Fourthly. That Congress do not lay direct taxes, but when the moneys arising from the impost and excise are insufficient for the public exigencies, nor then, until Congress shall have first made a requisition upon the states, to assess, levy, and pay their respective proportion of such requisitions, agreeably to the census fixed in the said Constitution, in such way and manner as the legislatures of the states shall think best, and, in such case, if any state shall neglect or refuse to pay its proportion, pursuant to such requisition, then Congress may assess and levy such state's proportion, together with interest thereon, at the rate of six per cent. per annum, from the time of payment prescribed in such requisitions.

Fifthly. That Congress erect no company with exclusive advantages of commerce.

Sixthly.

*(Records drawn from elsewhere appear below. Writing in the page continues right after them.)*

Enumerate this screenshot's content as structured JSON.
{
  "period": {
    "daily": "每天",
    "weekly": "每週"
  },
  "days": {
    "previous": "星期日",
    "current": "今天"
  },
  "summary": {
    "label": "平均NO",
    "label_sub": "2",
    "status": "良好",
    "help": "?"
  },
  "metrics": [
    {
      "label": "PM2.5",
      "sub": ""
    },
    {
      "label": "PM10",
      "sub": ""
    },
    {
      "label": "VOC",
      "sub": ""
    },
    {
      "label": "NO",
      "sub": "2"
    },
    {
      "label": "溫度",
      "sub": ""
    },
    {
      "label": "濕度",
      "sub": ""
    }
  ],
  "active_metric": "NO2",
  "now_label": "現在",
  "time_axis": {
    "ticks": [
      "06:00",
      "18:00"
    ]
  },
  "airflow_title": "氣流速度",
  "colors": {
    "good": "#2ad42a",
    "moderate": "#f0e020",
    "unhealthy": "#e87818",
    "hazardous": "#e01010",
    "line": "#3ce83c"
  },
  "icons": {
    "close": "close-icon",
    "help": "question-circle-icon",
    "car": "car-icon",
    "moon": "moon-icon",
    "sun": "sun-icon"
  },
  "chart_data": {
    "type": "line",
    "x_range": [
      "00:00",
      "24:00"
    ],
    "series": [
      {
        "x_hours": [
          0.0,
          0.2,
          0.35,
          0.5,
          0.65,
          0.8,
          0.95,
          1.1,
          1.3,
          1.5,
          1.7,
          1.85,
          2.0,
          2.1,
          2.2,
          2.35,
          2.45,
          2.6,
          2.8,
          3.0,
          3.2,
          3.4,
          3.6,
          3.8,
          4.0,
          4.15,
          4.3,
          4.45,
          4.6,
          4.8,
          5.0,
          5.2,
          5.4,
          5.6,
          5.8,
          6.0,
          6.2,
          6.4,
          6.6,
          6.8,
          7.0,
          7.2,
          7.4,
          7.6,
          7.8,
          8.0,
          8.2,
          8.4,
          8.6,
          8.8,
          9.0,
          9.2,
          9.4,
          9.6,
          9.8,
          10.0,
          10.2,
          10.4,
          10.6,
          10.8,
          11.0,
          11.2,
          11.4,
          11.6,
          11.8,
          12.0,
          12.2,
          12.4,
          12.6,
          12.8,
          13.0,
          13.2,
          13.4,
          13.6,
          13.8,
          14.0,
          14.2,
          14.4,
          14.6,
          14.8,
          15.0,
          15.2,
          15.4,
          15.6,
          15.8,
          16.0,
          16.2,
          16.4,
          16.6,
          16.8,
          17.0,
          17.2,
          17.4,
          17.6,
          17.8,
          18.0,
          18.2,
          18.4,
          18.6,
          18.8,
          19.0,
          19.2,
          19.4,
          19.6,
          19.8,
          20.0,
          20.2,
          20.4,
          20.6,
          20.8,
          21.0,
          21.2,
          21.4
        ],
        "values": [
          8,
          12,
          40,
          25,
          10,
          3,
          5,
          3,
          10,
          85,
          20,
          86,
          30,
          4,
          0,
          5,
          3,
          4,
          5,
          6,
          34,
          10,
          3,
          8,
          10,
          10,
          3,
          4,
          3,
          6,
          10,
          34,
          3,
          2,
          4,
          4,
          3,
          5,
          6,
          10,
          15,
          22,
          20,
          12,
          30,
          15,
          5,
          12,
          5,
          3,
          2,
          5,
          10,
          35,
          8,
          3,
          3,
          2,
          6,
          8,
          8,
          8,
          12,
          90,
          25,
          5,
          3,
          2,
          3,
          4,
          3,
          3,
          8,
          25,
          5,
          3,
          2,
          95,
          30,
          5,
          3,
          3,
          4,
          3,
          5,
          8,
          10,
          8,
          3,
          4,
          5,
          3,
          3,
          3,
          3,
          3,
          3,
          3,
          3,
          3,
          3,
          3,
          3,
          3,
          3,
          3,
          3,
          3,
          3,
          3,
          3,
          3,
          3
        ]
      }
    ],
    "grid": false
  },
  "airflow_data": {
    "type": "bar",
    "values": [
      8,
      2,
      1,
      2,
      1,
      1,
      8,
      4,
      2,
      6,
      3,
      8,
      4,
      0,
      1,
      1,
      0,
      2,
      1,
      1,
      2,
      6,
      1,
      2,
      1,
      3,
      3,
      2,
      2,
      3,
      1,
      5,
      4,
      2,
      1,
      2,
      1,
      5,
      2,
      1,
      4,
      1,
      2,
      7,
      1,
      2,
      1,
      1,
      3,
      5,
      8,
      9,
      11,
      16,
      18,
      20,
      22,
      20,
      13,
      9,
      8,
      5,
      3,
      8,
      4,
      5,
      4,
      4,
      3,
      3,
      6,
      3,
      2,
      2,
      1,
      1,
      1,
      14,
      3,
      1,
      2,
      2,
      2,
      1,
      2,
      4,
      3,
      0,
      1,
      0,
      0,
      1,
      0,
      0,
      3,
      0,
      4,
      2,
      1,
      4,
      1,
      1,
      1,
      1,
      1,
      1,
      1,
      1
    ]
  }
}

That no person shall be tried for any crime, by which he may incur an infamous punishment, or loss of life, until he be first indicted by a grand jury, except in such cases as may arise in the government and regulation of the land and naval forces.

Seventhly. The Supreme Judicial Federal Court shall have no jurisdiction of causes between citizens of different states, unless the matter in dispute, whether it concern the realty or personalty, be of the value of three thousand dollars at the least; nor shall the federal judicial powers extend to any action between citizens of different states, where the matter in dispute, whether it concern the realty or personalty, is not of the value of fifteen hundred dollars at the least.

Eighthly. In civil actions between citizens of different states, every issue of fact, arising in actions at common law, shall be tried by a jury, if the parties, or either of them, request it.

Ninthly. Congress shall at no time consent that any person holding an office of trust or profit, under the United States, shall accept of a title of nobility, or any other title or office, from any king, prince, or foreign state.

And the Convention do, in the name and in the behalf of the people of this commonwealth, enjoin it upon their representatives in Congress, at all times, until the alterations and provisions aforesaid have been considered, agreeably to the 5th article of the said Constitution, to exert all their influence, and use all reasonable and legal methods, to obtain a ratification of the said alterations and provisions, in such manner as is provided in the said article.

And, that the United States, in Congress assembled, may have due notice of the assent and ratification of the said Constitution by this Convention, it is

Resolved, That the assent and ratification aforesaid be engrossed on parchment, together with the recommendation and injunction aforesaid, and with this resolution; and that his excellency, John Hancock, President, and the Hon. William Cushing, Esq., Vice-President of this Convention, transmit the same, countersigned by the Secretary of the Convention, under their hands and seals, to the United States in Congress assembled.

Back to top